"The college guidance gap is an issue that most people don't know about. And I think anyone who sees this film and sees what the students go through and sees their grit and their determination and their perseverance and their willingness to go above and beyond and help other students - I think is going to be inclined to want to do something about the issue."
The film has also already been screened in educational settings throughout the country. For example, it was screened as part of the training for peer college mentors conducted by Peer Forward. When asked what they took away from the film, students said:
“This film helped me to learn that I am truly not alone…and that regardless of how long it may take there is a means to an end. Everybody needs a good support system, which I hope I can provide to other young people. It is crucial to close the college guidance gap.”
“It showed us that anything is possible and to never give up!”
“Keep your academics as a top priority.”
“Anything is possible when you persist.”
And here is an excerpt from an email we received from the Principal of a middle school that purchased the film:
"We have shown your film to our staff, all of our sixth grade classes, a number of seventh grade classes, and we will be showing it at a PTA function in the new year. The response to the film has been consistent in that everybody who watches it is moved and wants to help. Our students have consistently thanked us for showing them the film. I think the film is brilliant in the way it shows the personal impact of societal forces. Our students have responded quite emotionally to these stories; a seventh grade class today asked for the opportunity to address the Chancellor or their representatives about the film. We are going to provide them the opportunity to write letters to either the Chancellor or their representatives on the City Council. … No matter how many times I have seen it, I am still profoundly moved by these stories." – David Getz, Principal, East Side Middle School
Our partners at the Center for Postsecondary Readiness and Success believe that the film should be incorporated into training programs and professional development for school counselors and teachers, and they plan on creating the curriculum necessary to enable practitioners to use the film as an educational tool.Higher Education educators and administrators are also interested in using the film to spark conversations about increasing access to college for low-income students and how best to support them once they enroll. You can see the full list of the film’s engagement screenings here. Media coverage has also been overwhelmingly positive. Here is a sampling of some of the recent coverage:The Washington Post:

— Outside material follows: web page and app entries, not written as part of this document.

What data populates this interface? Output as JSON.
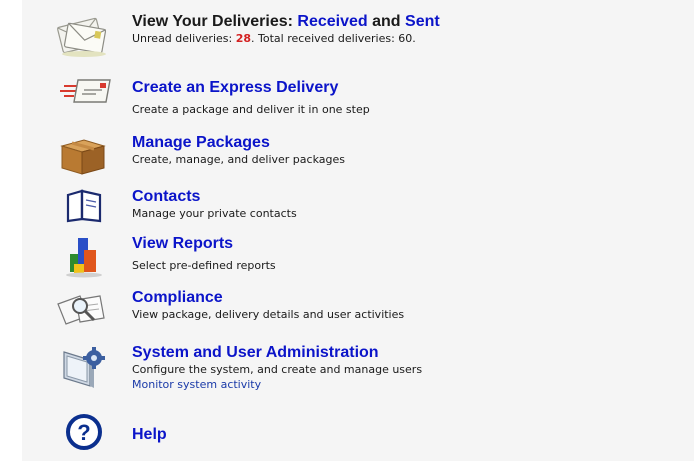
{
  "deliveries": {
    "title_prefix": "View Your Deliveries: ",
    "received_link": "Received",
    "and_text": " and ",
    "sent_link": "Sent",
    "unread_label": "Unread deliveries: ",
    "unread_count": "28",
    "total_label": ". Total received deliveries: 60.",
    "icon": "envelopes-icon"
  },
  "express": {
    "title": "Create an Express Delivery",
    "description": "Create a package and deliver it in one step",
    "icon": "express-envelope-icon"
  },
  "packages": {
    "title": "Manage Packages",
    "description": "Create, manage, and deliver packages",
    "icon": "package-box-icon"
  },
  "contacts": {
    "title": "Contacts",
    "description": "Manage your private contacts",
    "icon": "address-book-icon"
  },
  "reports": {
    "title": "View Reports",
    "description": "Select pre-defined reports",
    "icon": "bar-chart-icon"
  },
  "compliance": {
    "title": "Compliance",
    "description": "View package, delivery details and user activities",
    "icon": "magnifier-documents-icon"
  },
  "admin": {
    "title": "System and User Administration",
    "description": "Configure the system, and create and manage users",
    "monitor_link": "Monitor system activity",
    "icon": "monitor-gear-icon"
  },
  "help": {
    "title": "Help",
    "icon": "help-question-icon"
  },
  "colors": {
    "link_blue": "#0b14c9",
    "unread_red": "#d42222",
    "panel_bg": "#f5f5f5"
  }
}
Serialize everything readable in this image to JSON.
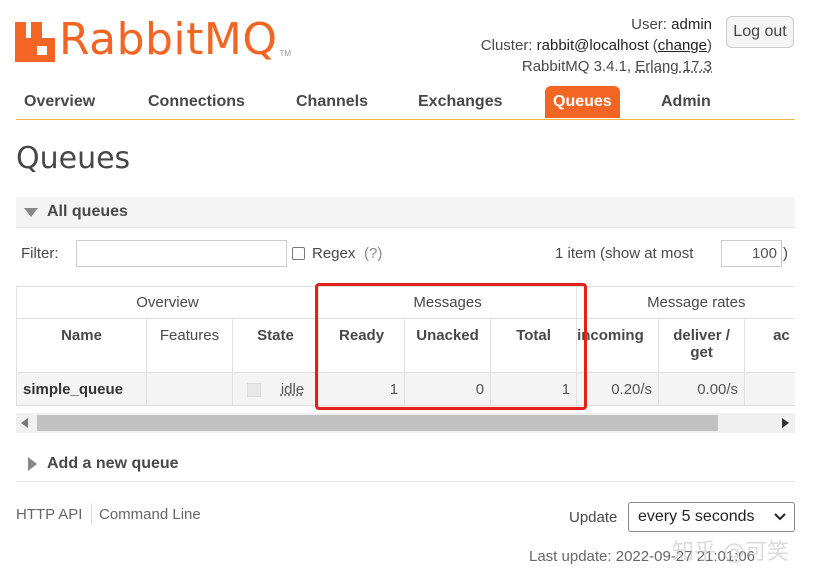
{
  "logo": {
    "text": "RabbitMQ",
    "tm": "TM"
  },
  "header": {
    "user_label": "User:",
    "user": "admin",
    "cluster_label": "Cluster:",
    "cluster": "rabbit@localhost",
    "change_open": "(",
    "change": "change",
    "change_close": ")",
    "version": "RabbitMQ 3.4.1,",
    "erlang": "Erlang 17.3",
    "logout": "Log out"
  },
  "tabs": [
    "Overview",
    "Connections",
    "Channels",
    "Exchanges",
    "Queues",
    "Admin"
  ],
  "page_title": "Queues",
  "section": {
    "all_queues": "All queues",
    "filter_label": "Filter:",
    "filter_value": "",
    "regex_label": "Regex",
    "regex_help": "(?)",
    "item_count": "1 item (show at most",
    "max_value": "100",
    "max_close": ")"
  },
  "table": {
    "groups": [
      "Overview",
      "Messages",
      "Message rates"
    ],
    "columns": [
      "Name",
      "Features",
      "State",
      "Ready",
      "Unacked",
      "Total",
      "incoming",
      "deliver / get",
      "ac"
    ],
    "rows": [
      {
        "name": "simple_queue",
        "features": "",
        "state": "idle",
        "ready": "1",
        "unacked": "0",
        "total": "1",
        "incoming": "0.20/s",
        "deliver_get": "0.00/s",
        "ack": ""
      }
    ]
  },
  "add_queue": "Add a new queue",
  "footer": {
    "http_api": "HTTP API",
    "command_line": "Command Line",
    "update_label": "Update",
    "update_value": "every 5 seconds",
    "last_update": "Last update: 2022-09-27 21:01:06"
  },
  "watermark": "知乎 @可笑",
  "colors": {
    "brand": "#f26522",
    "tab_border": "#f2b44a",
    "highlight": "#e0221b"
  }
}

“'Personal Statement' tells the stories of three remarkable Brooklyn high school seniors who have to find their own way through the college application process and the struggles they face in school and at home."
"The challenging admissions journeys these three public high school seniors from Brooklyn face provide a dramatic story line for 'Personal Statement,' a stunning new documentary...The film’s campaign for more guidance counselors correctly hits a nerve. A typical college counselor in a U.S. public high school is responsible for 482 students...the need for better resources and support for students pursuing higher education at every step of the way should be atop all of our agendas."
"The filmmakers expose the disparity in opportunities in our educational system as they share their subjects’ lives over the course of their senior year and beyond. Despite dramatic ups and downs, the three demonstrate determination and resourcefulness in pursuing their goals and inspire hope that the future is in good hands." Hollywood Glee:"This is a film that needs to be seen and the issues it raises need to be addressed sooner rather than later. Highly recommended."